** Opening INPUT RECORDS block **
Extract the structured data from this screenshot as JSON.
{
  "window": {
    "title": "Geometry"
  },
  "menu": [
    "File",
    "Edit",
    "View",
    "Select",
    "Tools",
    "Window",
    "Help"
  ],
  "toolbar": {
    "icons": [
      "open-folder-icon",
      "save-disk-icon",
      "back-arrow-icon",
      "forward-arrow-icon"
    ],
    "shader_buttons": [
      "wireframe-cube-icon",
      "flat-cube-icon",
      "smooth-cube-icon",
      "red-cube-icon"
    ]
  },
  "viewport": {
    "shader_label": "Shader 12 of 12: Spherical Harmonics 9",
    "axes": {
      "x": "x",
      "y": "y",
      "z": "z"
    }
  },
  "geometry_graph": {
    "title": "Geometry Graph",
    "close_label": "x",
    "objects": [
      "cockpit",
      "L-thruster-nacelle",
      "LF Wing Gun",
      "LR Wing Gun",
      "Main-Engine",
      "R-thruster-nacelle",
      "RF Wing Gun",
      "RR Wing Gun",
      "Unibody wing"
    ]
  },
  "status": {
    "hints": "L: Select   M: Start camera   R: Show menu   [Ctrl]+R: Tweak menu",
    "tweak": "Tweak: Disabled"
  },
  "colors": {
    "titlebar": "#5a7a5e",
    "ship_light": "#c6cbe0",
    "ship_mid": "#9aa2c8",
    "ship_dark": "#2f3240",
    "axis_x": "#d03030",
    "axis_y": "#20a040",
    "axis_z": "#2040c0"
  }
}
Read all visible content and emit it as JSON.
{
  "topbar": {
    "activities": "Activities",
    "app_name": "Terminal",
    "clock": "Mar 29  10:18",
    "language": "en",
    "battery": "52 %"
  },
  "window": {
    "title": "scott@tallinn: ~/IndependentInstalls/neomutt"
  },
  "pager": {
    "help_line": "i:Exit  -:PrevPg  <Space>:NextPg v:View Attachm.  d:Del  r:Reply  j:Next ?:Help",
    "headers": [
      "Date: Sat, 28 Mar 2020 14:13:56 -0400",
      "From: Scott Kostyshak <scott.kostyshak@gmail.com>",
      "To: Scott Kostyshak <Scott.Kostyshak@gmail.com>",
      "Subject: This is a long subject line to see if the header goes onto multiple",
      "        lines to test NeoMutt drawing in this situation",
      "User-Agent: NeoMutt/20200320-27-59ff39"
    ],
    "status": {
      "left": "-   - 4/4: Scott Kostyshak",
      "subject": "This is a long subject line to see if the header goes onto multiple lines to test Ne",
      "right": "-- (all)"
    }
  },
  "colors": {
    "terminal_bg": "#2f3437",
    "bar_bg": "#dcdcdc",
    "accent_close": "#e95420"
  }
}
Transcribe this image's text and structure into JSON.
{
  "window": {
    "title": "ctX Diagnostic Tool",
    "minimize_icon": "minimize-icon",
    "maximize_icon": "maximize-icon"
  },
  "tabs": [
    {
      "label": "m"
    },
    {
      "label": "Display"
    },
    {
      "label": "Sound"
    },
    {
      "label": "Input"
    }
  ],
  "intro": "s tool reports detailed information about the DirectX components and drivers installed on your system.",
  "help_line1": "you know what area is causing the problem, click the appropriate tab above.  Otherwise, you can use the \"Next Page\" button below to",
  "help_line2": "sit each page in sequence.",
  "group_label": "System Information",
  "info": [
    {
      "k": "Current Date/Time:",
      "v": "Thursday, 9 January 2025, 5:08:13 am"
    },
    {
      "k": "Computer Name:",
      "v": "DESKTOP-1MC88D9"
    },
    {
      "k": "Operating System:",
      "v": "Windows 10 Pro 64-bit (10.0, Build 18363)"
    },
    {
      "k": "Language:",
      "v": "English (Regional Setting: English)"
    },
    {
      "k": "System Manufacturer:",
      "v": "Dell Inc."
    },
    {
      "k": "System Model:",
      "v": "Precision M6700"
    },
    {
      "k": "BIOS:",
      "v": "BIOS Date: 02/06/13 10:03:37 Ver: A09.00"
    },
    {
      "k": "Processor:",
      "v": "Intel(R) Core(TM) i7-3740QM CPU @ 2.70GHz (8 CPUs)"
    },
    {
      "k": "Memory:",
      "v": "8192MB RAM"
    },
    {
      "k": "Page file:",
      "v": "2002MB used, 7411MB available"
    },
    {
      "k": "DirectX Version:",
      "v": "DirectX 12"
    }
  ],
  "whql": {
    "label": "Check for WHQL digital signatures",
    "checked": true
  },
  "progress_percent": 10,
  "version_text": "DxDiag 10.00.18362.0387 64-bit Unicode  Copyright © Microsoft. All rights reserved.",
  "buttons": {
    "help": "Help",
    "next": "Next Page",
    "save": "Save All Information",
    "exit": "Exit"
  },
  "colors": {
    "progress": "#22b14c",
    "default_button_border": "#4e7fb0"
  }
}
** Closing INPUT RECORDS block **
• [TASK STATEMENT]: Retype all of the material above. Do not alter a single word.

• [WRITTEN REPLY]:
Extract the structured data from this screenshot as JSON.
{
  "window": {
    "title": "Geometry"
  },
  "menu": [
    "File",
    "Edit",
    "View",
    "Select",
    "Tools",
    "Window",
    "Help"
  ],
  "toolbar": {
    "icons": [
      "open-folder-icon",
      "save-disk-icon",
      "back-arrow-icon",
      "forward-arrow-icon"
    ],
    "shader_buttons": [
      "wireframe-cube-icon",
      "flat-cube-icon",
      "smooth-cube-icon",
      "red-cube-icon"
    ]
  },
  "viewport": {
    "shader_label": "Shader 12 of 12: Spherical Harmonics 9",
    "axes": {
      "x": "x",
      "y": "y",
      "z": "z"
    }
  },
  "geometry_graph": {
    "title": "Geometry Graph",
    "close_label": "x",
    "objects": [
      "cockpit",
      "L-thruster-nacelle",
      "LF Wing Gun",
      "LR Wing Gun",
      "Main-Engine",
      "R-thruster-nacelle",
      "RF Wing Gun",
      "RR Wing Gun",
      "Unibody wing"
    ]
  },
  "status": {
    "hints": "L: Select   M: Start camera   R: Show menu   [Ctrl]+R: Tweak menu",
    "tweak": "Tweak: Disabled"
  },
  "colors": {
    "titlebar": "#5a7a5e",
    "ship_light": "#c6cbe0",
    "ship_mid": "#9aa2c8",
    "ship_dark": "#2f3240",
    "axis_x": "#d03030",
    "axis_y": "#20a040",
    "axis_z": "#2040c0"
  }
}
Read all visible content and emit it as JSON.
{
  "topbar": {
    "activities": "Activities",
    "app_name": "Terminal",
    "clock": "Mar 29  10:18",
    "language": "en",
    "battery": "52 %"
  },
  "window": {
    "title": "scott@tallinn: ~/IndependentInstalls/neomutt"
  },
  "pager": {
    "help_line": "i:Exit  -:PrevPg  <Space>:NextPg v:View Attachm.  d:Del  r:Reply  j:Next ?:Help",
    "headers": [
      "Date: Sat, 28 Mar 2020 14:13:56 -0400",
      "From: Scott Kostyshak <scott.kostyshak@gmail.com>",
      "To: Scott Kostyshak <Scott.Kostyshak@gmail.com>",
      "Subject: This is a long subject line to see if the header goes onto multiple",
      "        lines to test NeoMutt drawing in this situation",
      "User-Agent: NeoMutt/20200320-27-59ff39"
    ],
    "status": {
      "left": "-   - 4/4: Scott Kostyshak",
      "subject": "This is a long subject line to see if the header goes onto multiple lines to test Ne",
      "right": "-- (all)"
    }
  },
  "colors": {
    "terminal_bg": "#2f3437",
    "bar_bg": "#dcdcdc",
    "accent_close": "#e95420"
  }
}
Transcribe this image's text and structure into JSON.
{
  "window": {
    "title": "ctX Diagnostic Tool",
    "minimize_icon": "minimize-icon",
    "maximize_icon": "maximize-icon"
  },
  "tabs": [
    {
      "label": "m"
    },
    {
      "label": "Display"
    },
    {
      "label": "Sound"
    },
    {
      "label": "Input"
    }
  ],
  "intro": "s tool reports detailed information about the DirectX components and drivers installed on your system.",
  "help_line1": "you know what area is causing the problem, click the appropriate tab above.  Otherwise, you can use the \"Next Page\" button below to",
  "help_line2": "sit each page in sequence.",
  "group_label": "System Information",
  "info": [
    {
      "k": "Current Date/Time:",
      "v": "Thursday, 9 January 2025, 5:08:13 am"
    },
    {
      "k": "Computer Name:",
      "v": "DESKTOP-1MC88D9"
    },
    {
      "k": "Operating System:",
      "v": "Windows 10 Pro 64-bit (10.0, Build 18363)"
    },
    {
      "k": "Language:",
      "v": "English (Regional Setting: English)"
    },
    {
      "k": "System Manufacturer:",
      "v": "Dell Inc."
    },
    {
      "k": "System Model:",
      "v": "Precision M6700"
    },
    {
      "k": "BIOS:",
      "v": "BIOS Date: 02/06/13 10:03:37 Ver: A09.00"
    },
    {
      "k": "Processor:",
      "v": "Intel(R) Core(TM) i7-3740QM CPU @ 2.70GHz (8 CPUs)"
    },
    {
      "k": "Memory:",
      "v": "8192MB RAM"
    },
    {
      "k": "Page file:",
      "v": "2002MB used, 7411MB available"
    },
    {
      "k": "DirectX Version:",
      "v": "DirectX 12"
    }
  ],
  "whql": {
    "label": "Check for WHQL digital signatures",
    "checked": true
  },
  "progress_percent": 10,
  "version_text": "DxDiag 10.00.18362.0387 64-bit Unicode  Copyright © Microsoft. All rights reserved.",
  "buttons": {
    "help": "Help",
    "next": "Next Page",
    "save": "Save All Information",
    "exit": "Exit"
  },
  "colors": {
    "progress": "#22b14c",
    "default_button_border": "#4e7fb0"
  }
}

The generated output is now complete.